What to produce
Only lines with the string "Terms" should be returned from the data below.

Extracted data
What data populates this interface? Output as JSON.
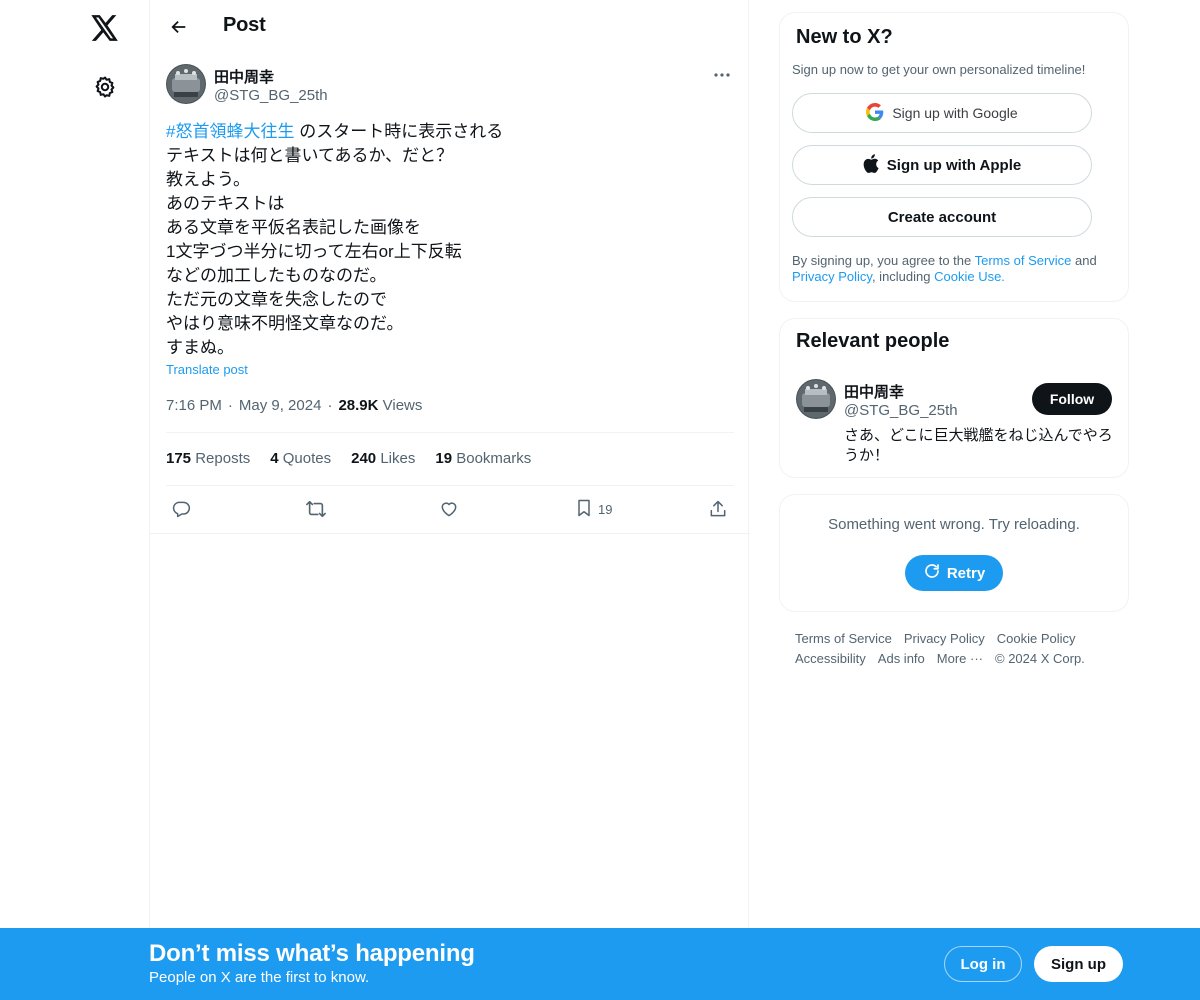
{
  "nav": {
    "logo_icon": "x-logo-icon",
    "settings_icon": "gear-icon"
  },
  "header": {
    "title": "Post",
    "back_icon": "arrow-left-icon"
  },
  "post": {
    "author_name": "田中周幸",
    "author_handle": "@STG_BG_25th",
    "hashtag": "#怒首領蜂大往生",
    "text_after_hashtag": " のスタート時に表示される\nテキストは何と書いてあるか、だと？\n教えよう。\nあのテキストは\nある文章を平仮名表記した画像を\n1文字づつ半分に切って左右or上下反転\nなどの加工したものなのだ。\nただ元の文章を失念したので\nやはり意味不明怪文章なのだ。\nすまぬ。",
    "translate_label": "Translate post",
    "time": "7:16 PM",
    "date": "May 9, 2024",
    "views_count": "28.9K",
    "views_label": "Views",
    "separator": "·",
    "stats": {
      "reposts_count": "175",
      "reposts_label": "Reposts",
      "quotes_count": "4",
      "quotes_label": "Quotes",
      "likes_count": "240",
      "likes_label": "Likes",
      "bookmarks_count": "19",
      "bookmarks_label": "Bookmarks"
    },
    "actions": {
      "bookmark_count": "19"
    }
  },
  "signup_card": {
    "title": "New to X?",
    "subtitle": "Sign up now to get your own personalized timeline!",
    "google_label": "Sign up with Google",
    "apple_label": "Sign up with Apple",
    "create_label": "Create account",
    "legal_prefix": "By signing up, you agree to the ",
    "terms_link": "Terms of Service",
    "legal_and": " and",
    "privacy_link": "Privacy Policy",
    "legal_including": ", including ",
    "cookie_link": "Cookie Use."
  },
  "relevant": {
    "title": "Relevant people",
    "name": "田中周幸",
    "handle": "@STG_BG_25th",
    "follow_label": "Follow",
    "bio": "さあ、どこに巨大戦艦をねじ込んでやろうか！"
  },
  "error_card": {
    "message": "Something went wrong. Try reloading.",
    "retry_label": "Retry"
  },
  "footer": {
    "terms": "Terms of Service",
    "privacy": "Privacy Policy",
    "cookie": "Cookie Policy",
    "accessibility": "Accessibility",
    "ads": "Ads info",
    "more": "More ···",
    "copyright": "© 2024 X Corp."
  },
  "bottom_bar": {
    "title": "Don’t miss what’s happening",
    "subtitle": "People on X are the first to know.",
    "login_label": "Log in",
    "signup_label": "Sign up"
  },
  "colors": {
    "accent": "#1d9bf0",
    "text": "#0f1419",
    "muted": "#536471",
    "border": "#eff3f4"
  }
}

Solution for this problem
    "terms_link": "Terms of Service",
    "terms": "Terms of Service",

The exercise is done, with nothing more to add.